»»

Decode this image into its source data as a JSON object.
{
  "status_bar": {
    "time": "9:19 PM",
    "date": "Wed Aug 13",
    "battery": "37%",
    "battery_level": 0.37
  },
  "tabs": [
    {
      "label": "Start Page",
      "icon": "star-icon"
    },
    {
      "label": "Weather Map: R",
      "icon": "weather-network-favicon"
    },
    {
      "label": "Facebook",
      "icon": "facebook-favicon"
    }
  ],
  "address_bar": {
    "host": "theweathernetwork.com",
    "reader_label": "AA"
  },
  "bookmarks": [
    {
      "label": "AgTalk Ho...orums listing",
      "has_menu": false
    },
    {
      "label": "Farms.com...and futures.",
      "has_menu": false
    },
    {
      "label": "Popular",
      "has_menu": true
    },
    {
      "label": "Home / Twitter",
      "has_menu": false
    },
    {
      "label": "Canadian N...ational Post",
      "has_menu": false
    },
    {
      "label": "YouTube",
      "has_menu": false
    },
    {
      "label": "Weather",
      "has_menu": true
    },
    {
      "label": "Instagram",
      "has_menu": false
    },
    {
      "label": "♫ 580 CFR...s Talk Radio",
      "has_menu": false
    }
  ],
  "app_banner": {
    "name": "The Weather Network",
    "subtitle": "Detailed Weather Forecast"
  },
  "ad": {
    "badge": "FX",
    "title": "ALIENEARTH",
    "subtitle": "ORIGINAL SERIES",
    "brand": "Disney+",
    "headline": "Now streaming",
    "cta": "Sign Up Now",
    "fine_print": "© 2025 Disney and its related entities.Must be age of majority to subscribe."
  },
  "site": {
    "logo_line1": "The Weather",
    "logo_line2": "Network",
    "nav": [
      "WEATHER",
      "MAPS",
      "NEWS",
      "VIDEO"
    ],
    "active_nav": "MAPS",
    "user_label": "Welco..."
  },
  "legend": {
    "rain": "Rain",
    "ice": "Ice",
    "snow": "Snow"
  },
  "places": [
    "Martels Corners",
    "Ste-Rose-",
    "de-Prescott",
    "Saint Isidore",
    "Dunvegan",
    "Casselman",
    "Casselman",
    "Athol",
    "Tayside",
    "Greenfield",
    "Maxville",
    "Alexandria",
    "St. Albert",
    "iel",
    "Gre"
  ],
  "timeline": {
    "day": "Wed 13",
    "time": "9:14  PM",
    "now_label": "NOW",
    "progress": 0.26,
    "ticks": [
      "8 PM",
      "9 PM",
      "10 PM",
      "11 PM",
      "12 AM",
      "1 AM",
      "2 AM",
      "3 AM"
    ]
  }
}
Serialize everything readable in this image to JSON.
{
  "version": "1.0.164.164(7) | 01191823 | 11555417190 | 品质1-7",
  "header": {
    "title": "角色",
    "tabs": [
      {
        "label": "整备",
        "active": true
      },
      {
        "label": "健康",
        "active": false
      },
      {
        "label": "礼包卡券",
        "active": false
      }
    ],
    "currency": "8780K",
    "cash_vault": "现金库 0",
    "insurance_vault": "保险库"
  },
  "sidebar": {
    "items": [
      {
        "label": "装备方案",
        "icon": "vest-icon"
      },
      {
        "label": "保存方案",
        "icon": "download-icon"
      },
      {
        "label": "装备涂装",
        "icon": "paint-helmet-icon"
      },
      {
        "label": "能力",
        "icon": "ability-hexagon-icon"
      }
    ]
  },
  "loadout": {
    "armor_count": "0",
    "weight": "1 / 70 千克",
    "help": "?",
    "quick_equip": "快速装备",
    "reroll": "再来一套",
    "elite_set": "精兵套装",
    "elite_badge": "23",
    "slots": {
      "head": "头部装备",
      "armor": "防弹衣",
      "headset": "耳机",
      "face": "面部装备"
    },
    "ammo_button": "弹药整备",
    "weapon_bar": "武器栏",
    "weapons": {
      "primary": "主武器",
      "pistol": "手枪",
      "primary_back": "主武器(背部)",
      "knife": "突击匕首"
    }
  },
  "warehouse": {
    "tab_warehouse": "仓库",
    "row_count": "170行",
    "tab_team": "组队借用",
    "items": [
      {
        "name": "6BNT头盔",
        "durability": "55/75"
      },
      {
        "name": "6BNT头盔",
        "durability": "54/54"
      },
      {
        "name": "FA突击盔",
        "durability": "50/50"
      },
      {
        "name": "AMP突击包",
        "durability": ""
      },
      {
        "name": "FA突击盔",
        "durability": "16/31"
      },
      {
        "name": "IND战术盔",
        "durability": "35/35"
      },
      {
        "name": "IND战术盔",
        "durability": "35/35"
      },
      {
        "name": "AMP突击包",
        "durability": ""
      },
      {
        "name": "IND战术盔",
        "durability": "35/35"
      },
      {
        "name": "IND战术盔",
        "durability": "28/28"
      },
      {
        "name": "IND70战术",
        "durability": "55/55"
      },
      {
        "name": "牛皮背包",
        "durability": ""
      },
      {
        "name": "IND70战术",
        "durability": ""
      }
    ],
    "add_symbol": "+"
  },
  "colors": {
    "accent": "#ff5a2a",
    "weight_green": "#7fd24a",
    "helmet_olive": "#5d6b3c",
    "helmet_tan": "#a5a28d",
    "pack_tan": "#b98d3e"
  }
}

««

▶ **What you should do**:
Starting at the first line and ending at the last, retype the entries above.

▶ **Your response**:
Decode this image into its source data as a JSON object.
{
  "status_bar": {
    "time": "9:19 PM",
    "date": "Wed Aug 13",
    "battery": "37%",
    "battery_level": 0.37
  },
  "tabs": [
    {
      "label": "Start Page",
      "icon": "star-icon"
    },
    {
      "label": "Weather Map: R",
      "icon": "weather-network-favicon"
    },
    {
      "label": "Facebook",
      "icon": "facebook-favicon"
    }
  ],
  "address_bar": {
    "host": "theweathernetwork.com",
    "reader_label": "AA"
  },
  "bookmarks": [
    {
      "label": "AgTalk Ho...orums listing",
      "has_menu": false
    },
    {
      "label": "Farms.com...and futures.",
      "has_menu": false
    },
    {
      "label": "Popular",
      "has_menu": true
    },
    {
      "label": "Home / Twitter",
      "has_menu": false
    },
    {
      "label": "Canadian N...ational Post",
      "has_menu": false
    },
    {
      "label": "YouTube",
      "has_menu": false
    },
    {
      "label": "Weather",
      "has_menu": true
    },
    {
      "label": "Instagram",
      "has_menu": false
    },
    {
      "label": "♫ 580 CFR...s Talk Radio",
      "has_menu": false
    }
  ],
  "app_banner": {
    "name": "The Weather Network",
    "subtitle": "Detailed Weather Forecast"
  },
  "ad": {
    "badge": "FX",
    "title": "ALIENEARTH",
    "subtitle": "ORIGINAL SERIES",
    "brand": "Disney+",
    "headline": "Now streaming",
    "cta": "Sign Up Now",
    "fine_print": "© 2025 Disney and its related entities.Must be age of majority to subscribe."
  },
  "site": {
    "logo_line1": "The Weather",
    "logo_line2": "Network",
    "nav": [
      "WEATHER",
      "MAPS",
      "NEWS",
      "VIDEO"
    ],
    "active_nav": "MAPS",
    "user_label": "Welco..."
  },
  "legend": {
    "rain": "Rain",
    "ice": "Ice",
    "snow": "Snow"
  },
  "places": [
    "Martels Corners",
    "Ste-Rose-",
    "de-Prescott",
    "Saint Isidore",
    "Dunvegan",
    "Casselman",
    "Casselman",
    "Athol",
    "Tayside",
    "Greenfield",
    "Maxville",
    "Alexandria",
    "St. Albert",
    "iel",
    "Gre"
  ],
  "timeline": {
    "day": "Wed 13",
    "time": "9:14  PM",
    "now_label": "NOW",
    "progress": 0.26,
    "ticks": [
      "8 PM",
      "9 PM",
      "10 PM",
      "11 PM",
      "12 AM",
      "1 AM",
      "2 AM",
      "3 AM"
    ]
  }
}
Serialize everything readable in this image to JSON.
{
  "version": "1.0.164.164(7) | 01191823 | 11555417190 | 品质1-7",
  "header": {
    "title": "角色",
    "tabs": [
      {
        "label": "整备",
        "active": true
      },
      {
        "label": "健康",
        "active": false
      },
      {
        "label": "礼包卡券",
        "active": false
      }
    ],
    "currency": "8780K",
    "cash_vault": "现金库 0",
    "insurance_vault": "保险库"
  },
  "sidebar": {
    "items": [
      {
        "label": "装备方案",
        "icon": "vest-icon"
      },
      {
        "label": "保存方案",
        "icon": "download-icon"
      },
      {
        "label": "装备涂装",
        "icon": "paint-helmet-icon"
      },
      {
        "label": "能力",
        "icon": "ability-hexagon-icon"
      }
    ]
  },
  "loadout": {
    "armor_count": "0",
    "weight": "1 / 70 千克",
    "help": "?",
    "quick_equip": "快速装备",
    "reroll": "再来一套",
    "elite_set": "精兵套装",
    "elite_badge": "23",
    "slots": {
      "head": "头部装备",
      "armor": "防弹衣",
      "headset": "耳机",
      "face": "面部装备"
    },
    "ammo_button": "弹药整备",
    "weapon_bar": "武器栏",
    "weapons": {
      "primary": "主武器",
      "pistol": "手枪",
      "primary_back": "主武器(背部)",
      "knife": "突击匕首"
    }
  },
  "warehouse": {
    "tab_warehouse": "仓库",
    "row_count": "170行",
    "tab_team": "组队借用",
    "items": [
      {
        "name": "6BNT头盔",
        "durability": "55/75"
      },
      {
        "name": "6BNT头盔",
        "durability": "54/54"
      },
      {
        "name": "FA突击盔",
        "durability": "50/50"
      },
      {
        "name": "AMP突击包",
        "durability": ""
      },
      {
        "name": "FA突击盔",
        "durability": "16/31"
      },
      {
        "name": "IND战术盔",
        "durability": "35/35"
      },
      {
        "name": "IND战术盔",
        "durability": "35/35"
      },
      {
        "name": "AMP突击包",
        "durability": ""
      },
      {
        "name": "IND战术盔",
        "durability": "35/35"
      },
      {
        "name": "IND战术盔",
        "durability": "28/28"
      },
      {
        "name": "IND70战术",
        "durability": "55/55"
      },
      {
        "name": "牛皮背包",
        "durability": ""
      },
      {
        "name": "IND70战术",
        "durability": ""
      }
    ],
    "add_symbol": "+"
  },
  "colors": {
    "accent": "#ff5a2a",
    "weight_green": "#7fd24a",
    "helmet_olive": "#5d6b3c",
    "helmet_tan": "#a5a28d",
    "pack_tan": "#b98d3e"
  }
}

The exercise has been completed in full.